* FTSE up 0.2 percent
* Shell rallies as BP backs Brent Crude reforms
* Retailers rally, Tesco upgraded by Exane
* Ocado bolstered by rehashed bid speculation
* Barclays gains ahead of results
* ARM falls as big seller hits
By David Brett
LONDON, Feb 11 Britain's FTSE 100 was lifted on
Monday by strength in energy stocks and food retailers, but the
index was still struggling to break through the four-and-a-half
year highs hit at the start of February.
London's blue chip index gained 13.13 points, or 0.2 percent
at 6,277.06, holding within the 70-point range of the last five
days and below the psychologically important 6,300 level.
"We have had such a strong run it is healthy to pause for
breath and I am still in the camp that this is just a pause
before we move on a bit further," James Burns, fund manager at
Smith & Williamson, said.
"If you look at the last ten days or so the market tries to
drop off a bit and within a day it has rebounded, so it seems as
though there's money waiting to get in and people do not want to
wait for a five percent drop because it is not getting there,"
Energy shares finished the day strongly with heavyweight
Royal Dutch Shell rising 1.0 percent after BP
backed a move by the firm to head off a liquidity crunch in the
Brent crude market.
Consumer staples such as food retailers added 4.5 points to
the FTSE 100 with Tesco up 1.5 percent after Exane BNP
Paribas upgraded the firm to "neutral" from "underweight" on
valuation grounds, and saying that downside risks have also been
Online grocer Ocado jumped 7.5 percent, extending
recent gains following its trading update last week and on
rehashed talk of a large retailer without online presence
possibly making a bid for the company.
"There has been talk doing the rounds for while that someone
like Morrisons (without an online presence) potentially bidding
for Ocado, but the positive update last week has forced many
bearish houses to turn more positive on the stock," a
London-based trader said.
Wm Morrison shares rose 2.4 percent.

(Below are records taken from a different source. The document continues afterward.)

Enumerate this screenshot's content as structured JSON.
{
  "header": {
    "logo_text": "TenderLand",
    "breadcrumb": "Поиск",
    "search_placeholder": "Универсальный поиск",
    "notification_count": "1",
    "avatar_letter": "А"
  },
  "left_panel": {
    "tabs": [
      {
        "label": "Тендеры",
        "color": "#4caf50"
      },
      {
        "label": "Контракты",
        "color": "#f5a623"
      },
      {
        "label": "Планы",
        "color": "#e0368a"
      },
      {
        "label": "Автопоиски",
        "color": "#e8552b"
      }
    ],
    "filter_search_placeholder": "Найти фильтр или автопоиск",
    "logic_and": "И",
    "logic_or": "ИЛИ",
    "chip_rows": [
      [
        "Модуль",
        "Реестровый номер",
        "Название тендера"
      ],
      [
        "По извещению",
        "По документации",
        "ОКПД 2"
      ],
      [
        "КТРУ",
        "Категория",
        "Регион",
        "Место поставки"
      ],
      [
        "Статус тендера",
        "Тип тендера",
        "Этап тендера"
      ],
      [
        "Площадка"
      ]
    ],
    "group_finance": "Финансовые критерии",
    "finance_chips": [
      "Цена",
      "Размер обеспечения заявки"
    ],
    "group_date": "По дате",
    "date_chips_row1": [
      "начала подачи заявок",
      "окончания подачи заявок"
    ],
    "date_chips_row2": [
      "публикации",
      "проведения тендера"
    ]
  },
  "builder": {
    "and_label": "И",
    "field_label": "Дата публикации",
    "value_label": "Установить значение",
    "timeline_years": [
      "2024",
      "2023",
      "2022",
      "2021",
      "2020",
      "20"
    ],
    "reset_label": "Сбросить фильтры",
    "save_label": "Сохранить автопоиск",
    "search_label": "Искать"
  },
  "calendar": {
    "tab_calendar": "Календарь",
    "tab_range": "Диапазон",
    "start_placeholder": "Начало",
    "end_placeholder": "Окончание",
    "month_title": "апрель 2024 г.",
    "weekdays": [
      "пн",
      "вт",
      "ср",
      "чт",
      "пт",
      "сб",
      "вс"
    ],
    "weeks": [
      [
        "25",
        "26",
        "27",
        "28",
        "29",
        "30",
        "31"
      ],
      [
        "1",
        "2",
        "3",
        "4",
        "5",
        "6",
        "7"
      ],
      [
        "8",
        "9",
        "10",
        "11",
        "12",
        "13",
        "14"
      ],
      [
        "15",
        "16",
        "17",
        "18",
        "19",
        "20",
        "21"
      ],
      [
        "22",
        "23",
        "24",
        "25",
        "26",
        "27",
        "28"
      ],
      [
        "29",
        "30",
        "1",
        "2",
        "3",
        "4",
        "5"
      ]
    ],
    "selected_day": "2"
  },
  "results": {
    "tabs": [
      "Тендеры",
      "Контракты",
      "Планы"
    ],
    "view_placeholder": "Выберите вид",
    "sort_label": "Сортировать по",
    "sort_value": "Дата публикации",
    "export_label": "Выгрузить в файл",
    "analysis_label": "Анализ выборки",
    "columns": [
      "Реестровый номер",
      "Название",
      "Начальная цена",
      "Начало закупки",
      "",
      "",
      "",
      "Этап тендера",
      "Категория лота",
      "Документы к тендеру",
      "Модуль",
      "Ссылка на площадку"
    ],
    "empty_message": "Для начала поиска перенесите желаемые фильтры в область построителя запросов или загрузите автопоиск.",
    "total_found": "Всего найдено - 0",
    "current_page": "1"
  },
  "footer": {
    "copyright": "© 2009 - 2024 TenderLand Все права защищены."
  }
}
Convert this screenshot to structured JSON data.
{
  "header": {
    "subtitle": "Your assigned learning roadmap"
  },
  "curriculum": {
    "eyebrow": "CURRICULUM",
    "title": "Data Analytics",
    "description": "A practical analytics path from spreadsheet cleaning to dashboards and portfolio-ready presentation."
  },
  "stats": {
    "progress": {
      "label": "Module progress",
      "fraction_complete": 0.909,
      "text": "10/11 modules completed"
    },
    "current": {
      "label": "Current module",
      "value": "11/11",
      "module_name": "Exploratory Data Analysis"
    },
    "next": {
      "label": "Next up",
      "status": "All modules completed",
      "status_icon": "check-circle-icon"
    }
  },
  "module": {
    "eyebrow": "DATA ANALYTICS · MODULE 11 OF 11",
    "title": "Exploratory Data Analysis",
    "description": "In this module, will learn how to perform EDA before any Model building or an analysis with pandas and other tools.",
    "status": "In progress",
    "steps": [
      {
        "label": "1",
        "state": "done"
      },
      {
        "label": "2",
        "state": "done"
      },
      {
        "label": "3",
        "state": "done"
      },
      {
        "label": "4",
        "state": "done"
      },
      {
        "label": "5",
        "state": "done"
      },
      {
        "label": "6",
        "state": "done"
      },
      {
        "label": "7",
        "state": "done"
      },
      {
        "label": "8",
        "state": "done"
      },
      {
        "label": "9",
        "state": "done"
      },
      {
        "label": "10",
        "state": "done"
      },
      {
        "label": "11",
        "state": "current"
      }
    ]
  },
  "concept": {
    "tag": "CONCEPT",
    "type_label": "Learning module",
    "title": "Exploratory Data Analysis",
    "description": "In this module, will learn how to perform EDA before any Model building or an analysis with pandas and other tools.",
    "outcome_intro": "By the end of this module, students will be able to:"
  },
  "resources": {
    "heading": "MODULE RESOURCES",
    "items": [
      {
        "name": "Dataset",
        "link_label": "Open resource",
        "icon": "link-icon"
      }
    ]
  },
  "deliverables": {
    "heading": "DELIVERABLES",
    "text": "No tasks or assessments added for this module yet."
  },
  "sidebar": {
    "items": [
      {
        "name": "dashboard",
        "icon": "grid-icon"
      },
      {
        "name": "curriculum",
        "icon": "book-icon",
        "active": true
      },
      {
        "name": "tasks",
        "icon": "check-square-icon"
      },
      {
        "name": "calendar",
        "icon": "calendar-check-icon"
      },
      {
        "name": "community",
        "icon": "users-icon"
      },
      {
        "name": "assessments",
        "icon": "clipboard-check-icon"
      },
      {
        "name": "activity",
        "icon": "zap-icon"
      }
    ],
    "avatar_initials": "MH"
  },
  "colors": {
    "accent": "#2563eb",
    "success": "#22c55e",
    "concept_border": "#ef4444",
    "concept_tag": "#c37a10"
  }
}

Ocado,
meanwhile, remains heavily shorted, with 77.5 percent of
lendable shares out on loan as of Feb. 7 - the highest
utilisation rate for any FTSE 250 company, according to Markit
HITTING THE BARRIER
The gains were not enough to push the FTSE 100 through the
6,300 barrier, a level which it has failed to close above since
the end of January.
"Upward support remains and as long as the FTSE 100 can
close above 6,300 it can start to attack the recent highs of
6,362, but I do not see that happening this week," a
London-based technical analyst said.
The deadlock in the U.S. over budget reform and political
elections in Italy and Germany over the months ahead are among
the main macro worries keeping indexes from pushing higher.
"In this environment, we continue to favour qualitative
companies and funds," Rob Burgeman, director at Brewin Dolphin
Investment Management, said in a note to clients.
"Well diversified portfolios should continue to offer
investors excellent potential for growth in both capital and
income over the medium term, notwithstanding the inevitable
squalls along the way," he said.
Financials - a broad based sector including banks, insurers
and asset managers - added 5.6 points to the FTSE 100.
Barclays rose 1 percent with the Financial Times
reporting the bank was seeking to cut spending by 2 billion
pounds - a tenth of its annual cost base - ahead of results on
Among the insurers Admiral Old Mutual and
Prudential and Resolution rose as much as 1.7
percent after BofA Merrill Lynch said it remained relatively
bullish on those UK names despite a strong performance in 2012.
On the downside, chip designer ARM shed 1.7 percent
losing ground after a rally that had sent it to a 12-year high,
with traders citing a large sell-order from an institution as
the principal reason for the stock's decline.
European data centre operator Telecity fell 4.2
percent in good volume with traders citing caution heading into
the firm's full-year results due out on Wednesday, with Liberum
recommending investors to go short on the stock as 2013 and 2014
estimates look vulnerable to downgrades.
(Written by David Brett; Editing by Toby Chopra)